Pre-travel history does not adequately reflect what travelers do. However, difference between recommendations for the actual versus intended travel plans was only clinically significant for the need for rabies vaccine. Particular attention during pre-travel health counseling should focus on the risk of rabies, the need to avoid close contact with animals and to seek care for post-exposure prophylaxis following an animal bite.

Authors+Show Affiliations

Travel Clinic, Department of Ambulatory Care and Community Medicine, University of Lausanne, Lausanne, Switzerland.No affiliation info available

Pub Type(s)

Journal Article

Language

eng

PubMed ID

22943267

Citation

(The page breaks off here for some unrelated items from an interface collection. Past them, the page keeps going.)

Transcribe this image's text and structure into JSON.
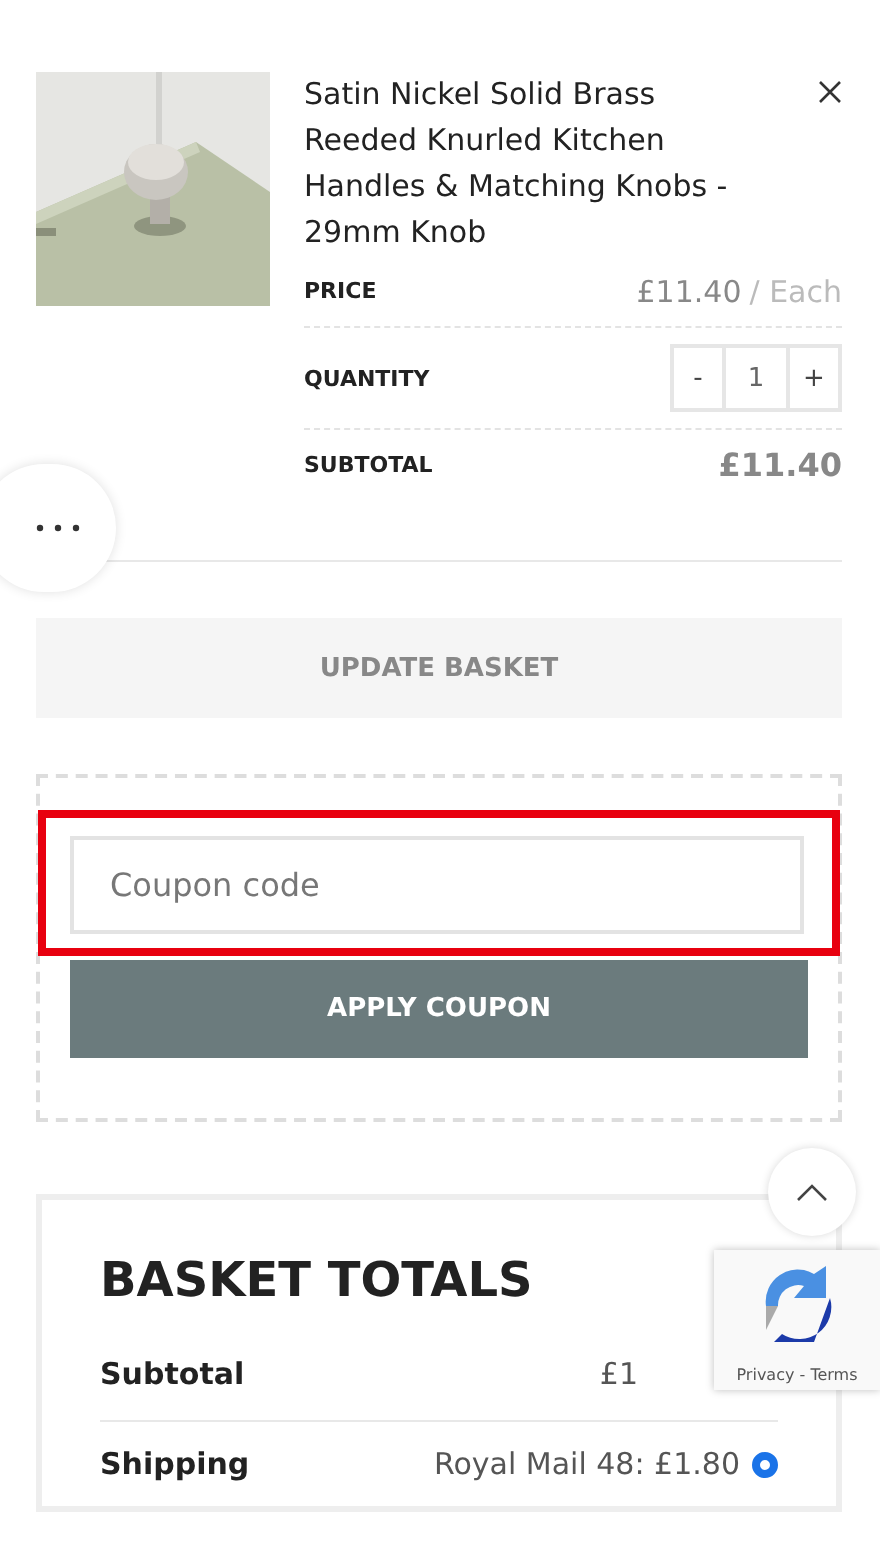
{
  "item": {
    "title": "Satin Nickel Solid Brass Reeded Knurled Kitchen Handles & Matching Knobs - 29mm Knob",
    "price_label": "PRICE",
    "price": "£11.40",
    "price_unit": "/ Each",
    "quantity_label": "QUANTITY",
    "quantity": "1",
    "minus": "-",
    "plus": "+",
    "subtotal_label": "SUBTOTAL",
    "subtotal": "£11.40"
  },
  "update_button": "UPDATE BASKET",
  "coupon": {
    "placeholder": "Coupon code",
    "highlighted": true,
    "button": "APPLY COUPON"
  },
  "totals": {
    "heading": "BASKET TOTALS",
    "rows": [
      {
        "label": "Subtotal",
        "value": "£1"
      },
      {
        "label": "Shipping",
        "value": "Royal Mail 48: £1.80",
        "selected": true
      }
    ]
  },
  "recaptcha": {
    "text": "Privacy - Terms"
  }
}
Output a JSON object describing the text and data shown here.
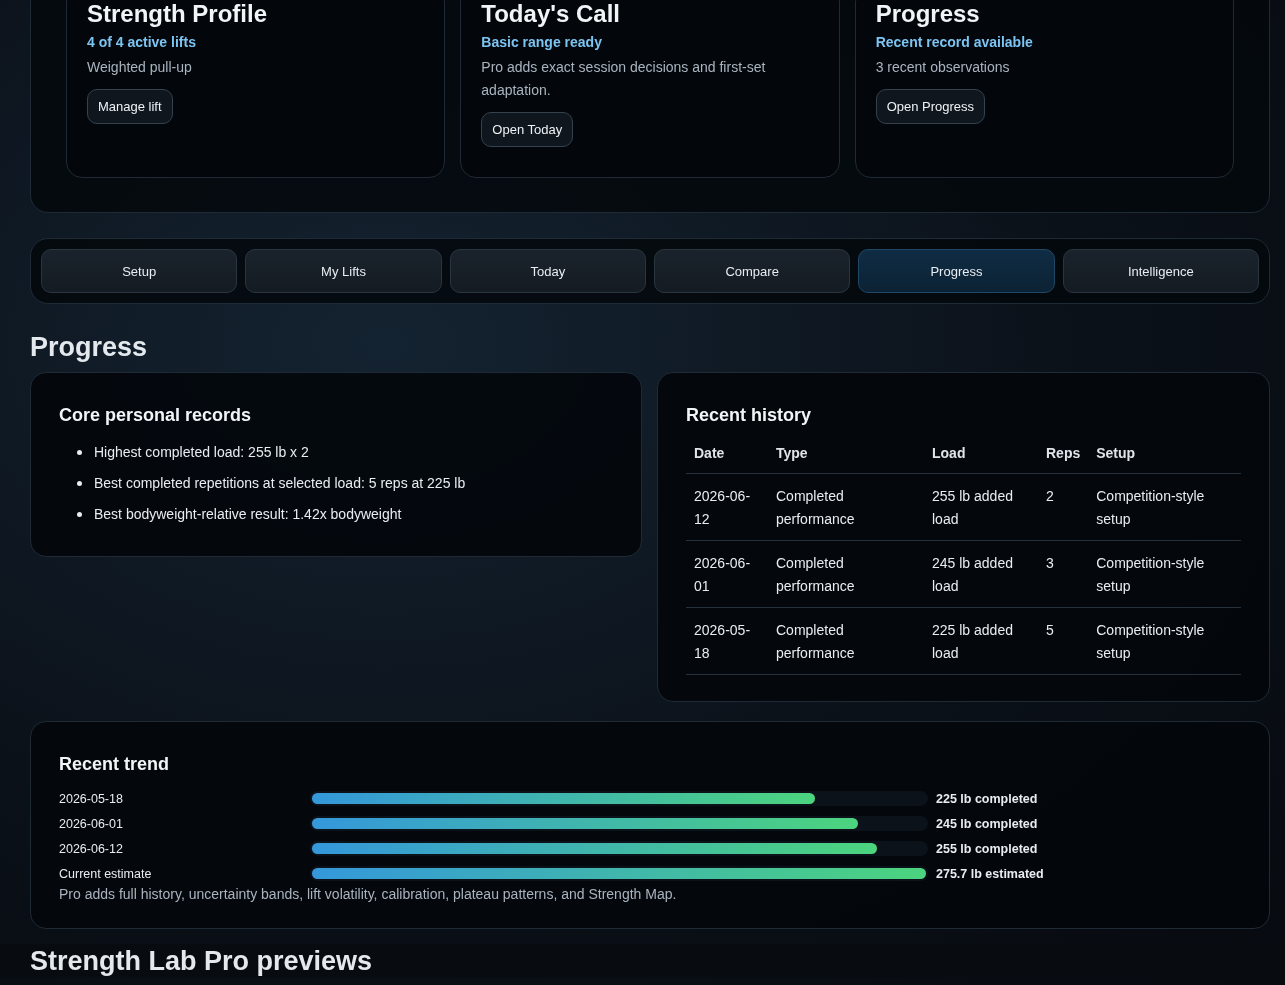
{
  "summary_cards": [
    {
      "title": "Strength Profile",
      "status": "4 of 4 active lifts",
      "detail": "Weighted pull-up",
      "button": "Manage lift"
    },
    {
      "title": "Today's Call",
      "status": "Basic range ready",
      "detail": "Pro adds exact session decisions and first-set adaptation.",
      "button": "Open Today"
    },
    {
      "title": "Progress",
      "status": "Recent record available",
      "detail": "3 recent observations",
      "button": "Open Progress"
    }
  ],
  "tabs": [
    {
      "label": "Setup",
      "selected": false
    },
    {
      "label": "My Lifts",
      "selected": false
    },
    {
      "label": "Today",
      "selected": false
    },
    {
      "label": "Compare",
      "selected": false
    },
    {
      "label": "Progress",
      "selected": true
    },
    {
      "label": "Intelligence",
      "selected": false
    }
  ],
  "section_title": "Progress",
  "records": {
    "title": "Core personal records",
    "items": [
      "Highest completed load: 255 lb x 2",
      "Best completed repetitions at selected load: 5 reps at 225 lb",
      "Best bodyweight-relative result: 1.42x bodyweight"
    ]
  },
  "history": {
    "title": "Recent history",
    "columns": [
      "Date",
      "Type",
      "Load",
      "Reps",
      "Setup"
    ],
    "rows": [
      [
        "2026-06-12",
        "Completed performance",
        "255 lb added load",
        "2",
        "Competition-style setup"
      ],
      [
        "2026-06-01",
        "Completed performance",
        "245 lb added load",
        "3",
        "Competition-style setup"
      ],
      [
        "2026-05-18",
        "Completed performance",
        "225 lb added load",
        "5",
        "Competition-style setup"
      ]
    ]
  },
  "trend": {
    "title": "Recent trend",
    "rows": [
      {
        "label": "2026-05-18",
        "level": 0.82,
        "reading": "225 lb completed"
      },
      {
        "label": "2026-06-01",
        "level": 0.89,
        "reading": "245 lb completed"
      },
      {
        "label": "2026-06-12",
        "level": 0.92,
        "reading": "255 lb completed"
      },
      {
        "label": "Current estimate",
        "level": 1.0,
        "reading": "275.7 lb estimated"
      }
    ],
    "note": "Pro adds full history, uncertainty bands, lift volatility, calibration, plateau patterns, and Strength Map."
  },
  "previews_title": "Strength Lab Pro previews"
}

Rossi, Isabelle A., and Blaise Genton. "The Reliability of Pre-travel History to Decide On Appropriate Counseling and Vaccinations: a Prospective Study." Journal of Travel Medicine, vol. 19, no. 5, 2012, pp. 284-8.
Rossi IA, Genton B. The reliability of pre-travel history to decide on appropriate counseling and vaccinations: a prospective study. J Travel Med. 2012;19(5):284-8.
Rossi, I. A., & Genton, B. (2012). The reliability of pre-travel history to decide on appropriate counseling and vaccinations: a prospective study. Journal of Travel Medicine, 19(5), 284-8. https://doi.org/10.1111/j.1708-8305.2012.00618.x
Rossi IA, Genton B. The Reliability of Pre-travel History to Decide On Appropriate Counseling and Vaccinations: a Prospective Study. J Travel Med. 2012 Sep-Oct;19(5):284-8. PubMed PMID: 22943267.
* Article titles in AMA citation format should be in sentence-case
TY - JOUR T1 - The reliability of pre-travel history to decide on appropriate counseling and vaccinations: a prospective study. AU - Rossi,Isabelle A, AU - Genton,Blaise, PY - 2012/9/5/entrez PY - 2012/9/5/pubmed PY - 2013/1/17/medline SP - 284 EP - 8 JF - Journal of travel medicine JO - J Travel Med VL - 19 IS - 5 N2 - BACKGROUND: Although medical and travel plans gathered from pre-travel interviews are used to decide the provision of specific pre-travel health advice and vaccinations, there has been no evaluation of the relevance of this strategy. In a prospective study, we assessed the agreement between pre-travel plans and post-travel history and the effect on advice regarding the administration of vaccines and recommendations for malaria prevention. METHODS: We included prospectively all consenting adults who had not planned an organized tour. Pre- and post-travel information included questions on destination, itineraries, departure and return dates, access to bottled water, plan of bicycle ride, stays in a rural zone, and close contact with animals. The outcomes measured included: agreement between pre- and post-travel itineraries and activities; and the effect of these differences on pre-travel health recommendations, had the traveler gone to the actual versus intended destinations for actual versus intended duration and activities. RESULTS: Three hundred and sixty-five travelers were included in the survey, where 188 (52%) were males (median age 38 years). In 81(23%) travelers, there was no difference between pre- and post-travel history. Disagreement between pre- and post-travel history were the highest for stays in rural zones or with local people (66% of travelers), close contact with animals (33%), and bicycle riding (21%). According to post-travel history, 125 (35%) travelers would have needed rabies vaccine and 9 (3%) typhoid fever vaccine. Potential overprovision of vaccine was found in <2% of travelers. A change in the malaria prescription would have been recommended in 18 (5%) travelers. CONCLUSIONS: Pre-travel history does not adequately reflect what travelers do. However, difference between recommendations for the actual versus intended travel plans was only clinically significant for the need for rabies vaccine. Particular attention during pre-travel health counseling should focus on the risk of rabies, the need to avoid close contact with animals and to seek care for post-exposure prophylaxis following an animal bite. SN - 1708-8305 UR - https://www.unboundmedicine.com/medline/citation/22943267/The_reliability_of_pre_travel_history_to_decide_on_appropriate_counseling_and_vaccinations:_a_prospective_study_ L2 - https://academic.oup.com/jtm/article-lookup/doi/10.1111/j.1708-8305.2012.00618.x DB - PRIME DP - Unbound Medicine ER -